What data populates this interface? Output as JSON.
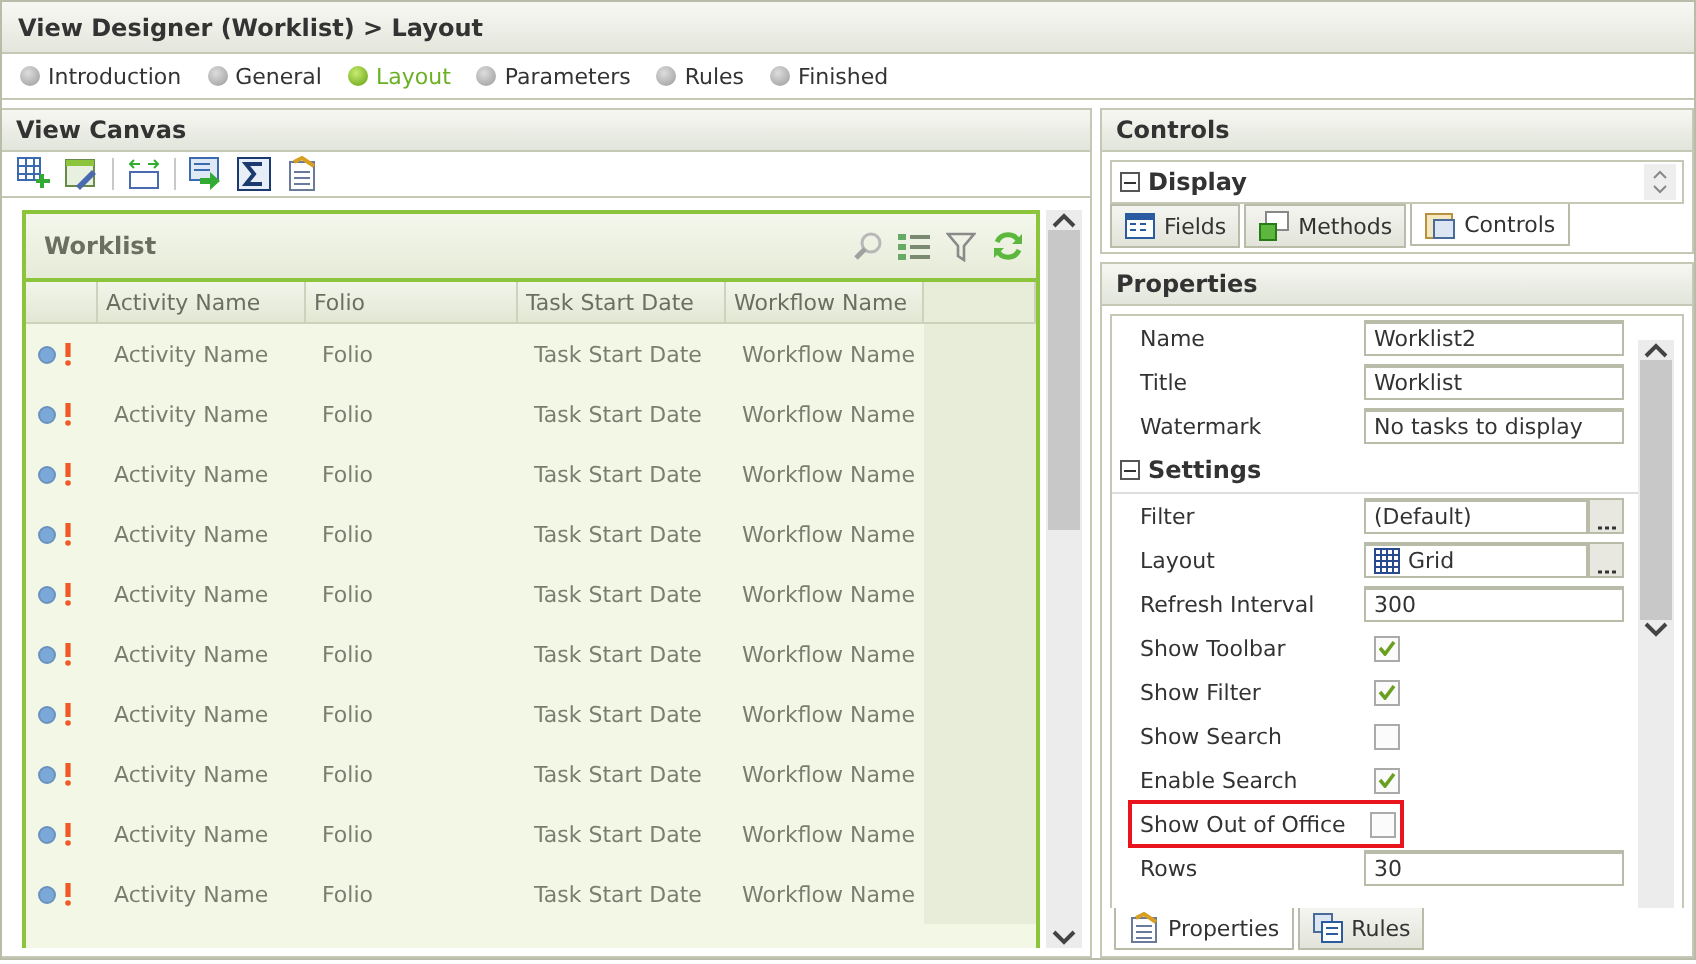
{
  "window": {
    "title": "View Designer (Worklist) > Layout"
  },
  "steps": [
    {
      "label": "Introduction",
      "selected": false
    },
    {
      "label": "General",
      "selected": false
    },
    {
      "label": "Layout",
      "selected": true
    },
    {
      "label": "Parameters",
      "selected": false
    },
    {
      "label": "Rules",
      "selected": false
    },
    {
      "label": "Finished",
      "selected": false
    }
  ],
  "canvas": {
    "title": "View Canvas",
    "worklist": {
      "title": "Worklist",
      "columns": [
        "Activity Name",
        "Folio",
        "Task Start Date",
        "Workflow Name"
      ],
      "rows": [
        [
          "Activity Name",
          "Folio",
          "Task Start Date",
          "Workflow Name"
        ],
        [
          "Activity Name",
          "Folio",
          "Task Start Date",
          "Workflow Name"
        ],
        [
          "Activity Name",
          "Folio",
          "Task Start Date",
          "Workflow Name"
        ],
        [
          "Activity Name",
          "Folio",
          "Task Start Date",
          "Workflow Name"
        ],
        [
          "Activity Name",
          "Folio",
          "Task Start Date",
          "Workflow Name"
        ],
        [
          "Activity Name",
          "Folio",
          "Task Start Date",
          "Workflow Name"
        ],
        [
          "Activity Name",
          "Folio",
          "Task Start Date",
          "Workflow Name"
        ],
        [
          "Activity Name",
          "Folio",
          "Task Start Date",
          "Workflow Name"
        ],
        [
          "Activity Name",
          "Folio",
          "Task Start Date",
          "Workflow Name"
        ],
        [
          "Activity Name",
          "Folio",
          "Task Start Date",
          "Workflow Name"
        ]
      ]
    }
  },
  "controls": {
    "title": "Controls",
    "group": "Display",
    "expanded": true,
    "tabs": [
      {
        "label": "Fields",
        "selected": false
      },
      {
        "label": "Methods",
        "selected": false
      },
      {
        "label": "Controls",
        "selected": true
      }
    ]
  },
  "properties": {
    "title": "Properties",
    "items": [
      {
        "kind": "text",
        "label": "Name",
        "value": "Worklist2"
      },
      {
        "kind": "text",
        "label": "Title",
        "value": "Worklist"
      },
      {
        "kind": "text",
        "label": "Watermark",
        "value": "No tasks to display"
      },
      {
        "kind": "section",
        "label": "Settings",
        "expanded": true
      },
      {
        "kind": "picker",
        "label": "Filter",
        "value": "(Default)"
      },
      {
        "kind": "gridpicker",
        "label": "Layout",
        "value": "Grid"
      },
      {
        "kind": "text",
        "label": "Refresh Interval",
        "value": "300"
      },
      {
        "kind": "checkbox",
        "label": "Show Toolbar",
        "checked": true,
        "highlighted": false
      },
      {
        "kind": "checkbox",
        "label": "Show Filter",
        "checked": true,
        "highlighted": false
      },
      {
        "kind": "checkbox",
        "label": "Show Search",
        "checked": false,
        "highlighted": false
      },
      {
        "kind": "checkbox",
        "label": "Enable Search",
        "checked": true,
        "highlighted": false
      },
      {
        "kind": "checkbox",
        "label": "Show Out of Office",
        "checked": false,
        "highlighted": true
      },
      {
        "kind": "text",
        "label": "Rows",
        "value": "30"
      }
    ],
    "tabs": [
      {
        "label": "Properties",
        "selected": true
      },
      {
        "label": "Rules",
        "selected": false
      }
    ]
  }
}
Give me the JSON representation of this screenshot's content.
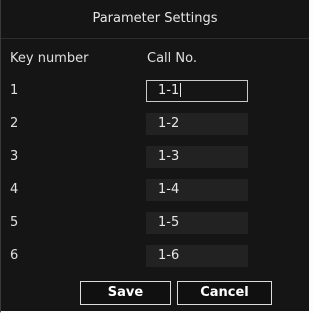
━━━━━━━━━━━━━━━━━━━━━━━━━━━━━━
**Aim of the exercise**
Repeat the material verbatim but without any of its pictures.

**Task answer**
What data populates this interface? Output as JSON.
{
  "window": {
    "title": "View Designer (Worklist) > Layout"
  },
  "steps": [
    {
      "label": "Introduction",
      "selected": false
    },
    {
      "label": "General",
      "selected": false
    },
    {
      "label": "Layout",
      "selected": true
    },
    {
      "label": "Parameters",
      "selected": false
    },
    {
      "label": "Rules",
      "selected": false
    },
    {
      "label": "Finished",
      "selected": false
    }
  ],
  "canvas": {
    "title": "View Canvas",
    "worklist": {
      "title": "Worklist",
      "columns": [
        "Activity Name",
        "Folio",
        "Task Start Date",
        "Workflow Name"
      ],
      "rows": [
        [
          "Activity Name",
          "Folio",
          "Task Start Date",
          "Workflow Name"
        ],
        [
          "Activity Name",
          "Folio",
          "Task Start Date",
          "Workflow Name"
        ],
        [
          "Activity Name",
          "Folio",
          "Task Start Date",
          "Workflow Name"
        ],
        [
          "Activity Name",
          "Folio",
          "Task Start Date",
          "Workflow Name"
        ],
        [
          "Activity Name",
          "Folio",
          "Task Start Date",
          "Workflow Name"
        ],
        [
          "Activity Name",
          "Folio",
          "Task Start Date",
          "Workflow Name"
        ],
        [
          "Activity Name",
          "Folio",
          "Task Start Date",
          "Workflow Name"
        ],
        [
          "Activity Name",
          "Folio",
          "Task Start Date",
          "Workflow Name"
        ],
        [
          "Activity Name",
          "Folio",
          "Task Start Date",
          "Workflow Name"
        ],
        [
          "Activity Name",
          "Folio",
          "Task Start Date",
          "Workflow Name"
        ]
      ]
    }
  },
  "controls": {
    "title": "Controls",
    "group": "Display",
    "expanded": true,
    "tabs": [
      {
        "label": "Fields",
        "selected": false
      },
      {
        "label": "Methods",
        "selected": false
      },
      {
        "label": "Controls",
        "selected": true
      }
    ]
  },
  "properties": {
    "title": "Properties",
    "items": [
      {
        "kind": "text",
        "label": "Name",
        "value": "Worklist2"
      },
      {
        "kind": "text",
        "label": "Title",
        "value": "Worklist"
      },
      {
        "kind": "text",
        "label": "Watermark",
        "value": "No tasks to display"
      },
      {
        "kind": "section",
        "label": "Settings",
        "expanded": true
      },
      {
        "kind": "picker",
        "label": "Filter",
        "value": "(Default)"
      },
      {
        "kind": "gridpicker",
        "label": "Layout",
        "value": "Grid"
      },
      {
        "kind": "text",
        "label": "Refresh Interval",
        "value": "300"
      },
      {
        "kind": "checkbox",
        "label": "Show Toolbar",
        "checked": true,
        "highlighted": false
      },
      {
        "kind": "checkbox",
        "label": "Show Filter",
        "checked": true,
        "highlighted": false
      },
      {
        "kind": "checkbox",
        "label": "Show Search",
        "checked": false,
        "highlighted": false
      },
      {
        "kind": "checkbox",
        "label": "Enable Search",
        "checked": true,
        "highlighted": false
      },
      {
        "kind": "checkbox",
        "label": "Show Out of Office",
        "checked": false,
        "highlighted": true
      },
      {
        "kind": "text",
        "label": "Rows",
        "value": "30"
      }
    ],
    "tabs": [
      {
        "label": "Properties",
        "selected": true
      },
      {
        "label": "Rules",
        "selected": false
      }
    ]
  }
}
Give me the JSON representation of this screenshot's content.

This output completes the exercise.